Farm Minister Michelle O’Neill believes that the European Commission is softening its stance with regard to the introduction of meaningful support measures for the dairy sector.
“Agriculture Commissioner Phil Hogan has indicated, over recent days, that he will shortly announce a package of support measures for the milk industry over the coming days,” she said.
“I will be putting him over these points at a meeting which will take place in Brussels next Tuesday. But he will also be told that the only solution that can make a positive difference for the dairy sector is the immediate introduction of enhanced intervention support arrangements.”
The deputation accompanying the minister to Brussels will comprise Stormont Agriculture Committee chairman Willie Irwin, Ulster Farmers’ Union (UFU) president Ian Marshall, Farmers for Action co-ordinator William Taylor, Northern Ireland’s three MEPs and Glanbia UK CEO Paul Vernon
O’Neill spoke at this week’s dairy summit, hosted by the UFU.
She said that her department will do everything possible to ease cash flow problems on farms.
“And this includes a commitment that Basic Payments are in farmers’ bank accounts as early as possible in December. Record payment distribution rates were achieved during this period last year. And I want to ensure that the same level of performance is, at least, repeated by my staff in 2015.”
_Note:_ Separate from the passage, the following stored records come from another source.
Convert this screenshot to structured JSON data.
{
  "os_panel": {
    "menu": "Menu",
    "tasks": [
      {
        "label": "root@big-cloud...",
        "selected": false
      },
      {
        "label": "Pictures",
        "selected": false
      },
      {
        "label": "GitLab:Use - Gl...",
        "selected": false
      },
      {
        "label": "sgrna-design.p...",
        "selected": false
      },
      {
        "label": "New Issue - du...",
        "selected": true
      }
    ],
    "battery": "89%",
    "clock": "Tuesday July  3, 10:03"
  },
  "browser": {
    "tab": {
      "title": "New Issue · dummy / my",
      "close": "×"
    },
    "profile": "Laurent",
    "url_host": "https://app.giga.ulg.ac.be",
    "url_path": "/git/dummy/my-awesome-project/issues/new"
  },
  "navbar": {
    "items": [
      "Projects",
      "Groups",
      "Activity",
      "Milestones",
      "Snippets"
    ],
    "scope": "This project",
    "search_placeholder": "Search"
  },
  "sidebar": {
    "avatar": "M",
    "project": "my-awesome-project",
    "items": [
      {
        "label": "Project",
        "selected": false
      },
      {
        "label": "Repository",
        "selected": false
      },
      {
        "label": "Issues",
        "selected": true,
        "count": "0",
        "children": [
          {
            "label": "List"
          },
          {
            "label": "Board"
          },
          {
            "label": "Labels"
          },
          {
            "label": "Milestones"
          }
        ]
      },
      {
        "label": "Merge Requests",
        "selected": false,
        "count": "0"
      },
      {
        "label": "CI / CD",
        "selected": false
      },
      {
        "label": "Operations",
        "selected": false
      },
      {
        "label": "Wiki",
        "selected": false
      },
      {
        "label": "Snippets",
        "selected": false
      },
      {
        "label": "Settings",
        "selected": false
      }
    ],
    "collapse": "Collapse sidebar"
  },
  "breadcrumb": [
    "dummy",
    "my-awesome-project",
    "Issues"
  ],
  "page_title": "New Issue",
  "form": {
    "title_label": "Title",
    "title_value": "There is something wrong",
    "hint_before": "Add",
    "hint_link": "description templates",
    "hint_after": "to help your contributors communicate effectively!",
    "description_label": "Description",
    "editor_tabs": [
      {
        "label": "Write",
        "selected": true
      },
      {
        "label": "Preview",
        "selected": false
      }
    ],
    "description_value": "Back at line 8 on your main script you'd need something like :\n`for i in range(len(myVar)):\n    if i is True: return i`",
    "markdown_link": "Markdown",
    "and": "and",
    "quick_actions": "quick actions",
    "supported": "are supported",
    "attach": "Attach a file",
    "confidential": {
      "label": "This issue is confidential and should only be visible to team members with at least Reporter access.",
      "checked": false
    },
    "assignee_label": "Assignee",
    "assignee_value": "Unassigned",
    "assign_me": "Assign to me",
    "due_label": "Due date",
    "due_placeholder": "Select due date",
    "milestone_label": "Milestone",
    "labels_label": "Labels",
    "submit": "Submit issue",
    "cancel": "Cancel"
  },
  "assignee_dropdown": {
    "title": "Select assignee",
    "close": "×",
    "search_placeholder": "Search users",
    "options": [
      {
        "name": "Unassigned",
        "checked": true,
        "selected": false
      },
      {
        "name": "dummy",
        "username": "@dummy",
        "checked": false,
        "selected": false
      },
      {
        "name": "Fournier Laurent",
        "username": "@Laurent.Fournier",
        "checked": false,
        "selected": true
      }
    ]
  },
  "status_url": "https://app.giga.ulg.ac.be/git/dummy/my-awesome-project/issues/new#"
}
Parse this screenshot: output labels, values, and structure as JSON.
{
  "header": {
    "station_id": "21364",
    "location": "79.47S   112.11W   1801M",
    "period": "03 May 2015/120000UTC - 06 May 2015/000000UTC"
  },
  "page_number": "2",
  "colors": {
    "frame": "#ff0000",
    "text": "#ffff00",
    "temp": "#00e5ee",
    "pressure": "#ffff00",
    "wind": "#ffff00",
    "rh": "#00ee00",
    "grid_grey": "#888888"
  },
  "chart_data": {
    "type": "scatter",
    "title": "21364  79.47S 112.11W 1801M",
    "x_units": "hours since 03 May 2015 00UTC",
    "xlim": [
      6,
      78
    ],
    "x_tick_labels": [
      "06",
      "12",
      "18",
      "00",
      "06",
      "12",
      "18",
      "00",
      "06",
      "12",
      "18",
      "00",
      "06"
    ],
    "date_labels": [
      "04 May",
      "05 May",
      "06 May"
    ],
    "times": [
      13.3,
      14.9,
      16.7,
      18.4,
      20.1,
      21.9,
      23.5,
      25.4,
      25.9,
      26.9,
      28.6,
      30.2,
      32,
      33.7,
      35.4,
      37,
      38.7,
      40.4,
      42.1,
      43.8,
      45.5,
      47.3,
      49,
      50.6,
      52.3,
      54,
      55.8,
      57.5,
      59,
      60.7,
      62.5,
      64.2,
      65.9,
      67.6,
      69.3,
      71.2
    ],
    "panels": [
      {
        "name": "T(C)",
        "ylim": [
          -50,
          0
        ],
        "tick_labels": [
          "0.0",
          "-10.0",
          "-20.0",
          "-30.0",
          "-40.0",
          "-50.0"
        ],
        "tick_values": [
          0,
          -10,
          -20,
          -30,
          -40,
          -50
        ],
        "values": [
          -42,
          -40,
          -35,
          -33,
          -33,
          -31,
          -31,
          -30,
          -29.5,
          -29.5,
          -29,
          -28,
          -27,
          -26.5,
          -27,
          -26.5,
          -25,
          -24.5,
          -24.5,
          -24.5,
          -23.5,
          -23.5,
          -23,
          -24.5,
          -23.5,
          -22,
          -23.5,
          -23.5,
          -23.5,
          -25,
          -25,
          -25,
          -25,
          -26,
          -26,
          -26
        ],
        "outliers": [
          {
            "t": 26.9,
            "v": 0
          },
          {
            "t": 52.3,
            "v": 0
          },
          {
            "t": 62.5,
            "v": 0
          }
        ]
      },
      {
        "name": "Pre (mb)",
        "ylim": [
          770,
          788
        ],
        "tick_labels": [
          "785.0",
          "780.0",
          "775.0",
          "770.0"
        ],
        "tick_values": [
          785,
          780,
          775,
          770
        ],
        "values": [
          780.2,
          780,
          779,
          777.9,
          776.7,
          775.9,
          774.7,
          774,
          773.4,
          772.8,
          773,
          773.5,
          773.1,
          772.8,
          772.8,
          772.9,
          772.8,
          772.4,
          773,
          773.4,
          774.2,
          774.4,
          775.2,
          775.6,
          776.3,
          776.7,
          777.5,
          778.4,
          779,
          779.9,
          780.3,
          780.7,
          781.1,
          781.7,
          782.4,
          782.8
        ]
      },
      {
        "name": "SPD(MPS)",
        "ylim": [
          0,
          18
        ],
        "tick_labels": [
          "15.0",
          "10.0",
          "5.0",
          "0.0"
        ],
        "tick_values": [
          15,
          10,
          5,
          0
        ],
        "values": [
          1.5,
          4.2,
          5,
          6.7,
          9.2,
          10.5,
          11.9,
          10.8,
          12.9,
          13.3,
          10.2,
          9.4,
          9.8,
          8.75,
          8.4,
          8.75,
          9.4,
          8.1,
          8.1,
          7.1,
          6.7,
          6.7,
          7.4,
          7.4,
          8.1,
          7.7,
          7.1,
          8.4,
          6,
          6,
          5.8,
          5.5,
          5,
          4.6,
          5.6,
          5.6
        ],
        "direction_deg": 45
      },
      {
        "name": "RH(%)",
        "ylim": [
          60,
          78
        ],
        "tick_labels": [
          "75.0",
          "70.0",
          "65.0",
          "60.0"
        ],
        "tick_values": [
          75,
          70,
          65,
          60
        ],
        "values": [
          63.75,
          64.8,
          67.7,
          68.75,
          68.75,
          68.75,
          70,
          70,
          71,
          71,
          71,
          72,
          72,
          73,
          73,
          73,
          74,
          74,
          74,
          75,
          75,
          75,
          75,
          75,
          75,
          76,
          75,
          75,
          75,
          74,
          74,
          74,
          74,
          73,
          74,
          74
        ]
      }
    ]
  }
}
The minister brushed off suggestions that she may not be in a job next week, given ongoing developments at Stormont.
“I am totally focussed on the job in hand. And this means doing everything possible to represent the interest of farmers across the board.”
Speaking at the summit Ian Marshall, said there was no magic bullet to fix the crisis, triggered by a drop of 30 per cent in milk prices over the past twelve months.
“We welcome the decision by some retailers to increase the price of milk. But what we really need is an improvement in world dairy prices. This will not be easily achieved until production falls in key milk producing countries”
He added that the European Commission needed to put a ‘floor’ into a weak European market, by increasing the intervention price at which it supports the market by buying in surplus product.